33. Track my progress with this list

Monday, April 5, 2010

Christ is Risen! Χριστός ἀνέστη! !المسيح قام

I hope everyone has had a joyous Feast of Feasts. I had not intended for my spring break post to indicate that I was going to take a break from blogging for the rest of the fast, but I guess it served as such. Today I have caught up on all my blog reading. I really enjoyed looking at the many pictures of Holy Week and Paschal celebrations, but I don't have any to share myself, just a few photos around the house.

The last few weeks have been very full.  Efforts are being made locally to form an Orthodox school, and I had the opportunity to meet with one of the leaders of the steering committee about serving on the school board which is being formed. We had our annual staff appreciation dinner at the library where I work. The weekend of the fifth Sunday of Lent, we had a wonderful Lenten retreat at our church which is hosted jointly by the women of our parish as well as those of the local Greek parish.  This year Maria Khoury came and spoke to us of her experiences raising a family in the Holy Land, which was very inspiring. On the 25th of March after Holy Liturgy for the Annunciation, there was a fish dinner at church celebrating not only the feast, but also the 50th birthday of our parish priest. And of course, through it all there have been the Lenten church services.
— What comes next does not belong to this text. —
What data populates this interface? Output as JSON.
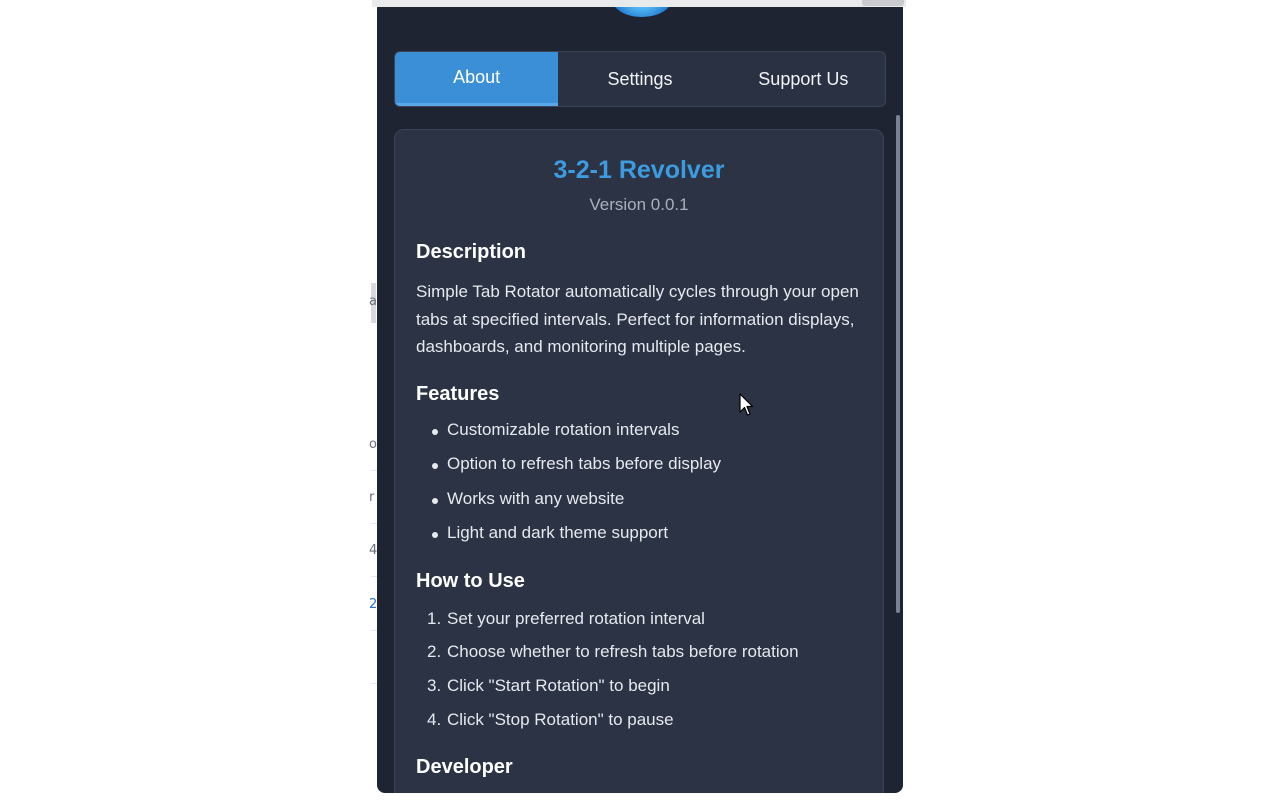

And then, Holy Week: my favorite week of the year. I was telling a non-Orthodox co-worker about the services of Holy Week, and she commented, "It sounds like you could just pitch a tent in the church parking lot for the week." I believe that most of my readers are Orthodox Christians, but for any that are not, or for those curious about the schedule we follow in our Antiochian parish, here is the schedule for Holy Week this year. It gives a brief description of the various services.  Each one is unique and beautiful and a blessing to attend.

I find Bright Week a bit of a shock to the system, in more ways than one. Staying up most of the night on Pascha, eating all of the rich, (delicious!) festal foods, and then after being so immersed in the life of the Church for Lent and Holy Week, suddenly finding myself back to life as usual.  I take the day off of work on Bright Monday to ease myself back into it, but the big shift in the pattern of daily life tends to feel very abrupt to me. I do find it helps if I have some fun things and projects planned to fill the time I was spending in church: there is a garden to be planted, things to make, and books to read. Not to mention chores to be done, which have been severely neglected! I'm so impressed with those of you who do a Lenten spring clean. For this working wife Lent means work, church, sleep, repeat.  Food and food shopping find their way into that pattern sometimes, but cleaning, almost never. So I have plenty to do to help me adjust to the seasonal shift, and hopefully I'll be inspired to share a few of these projects here.

Blessed Paschal season to you all!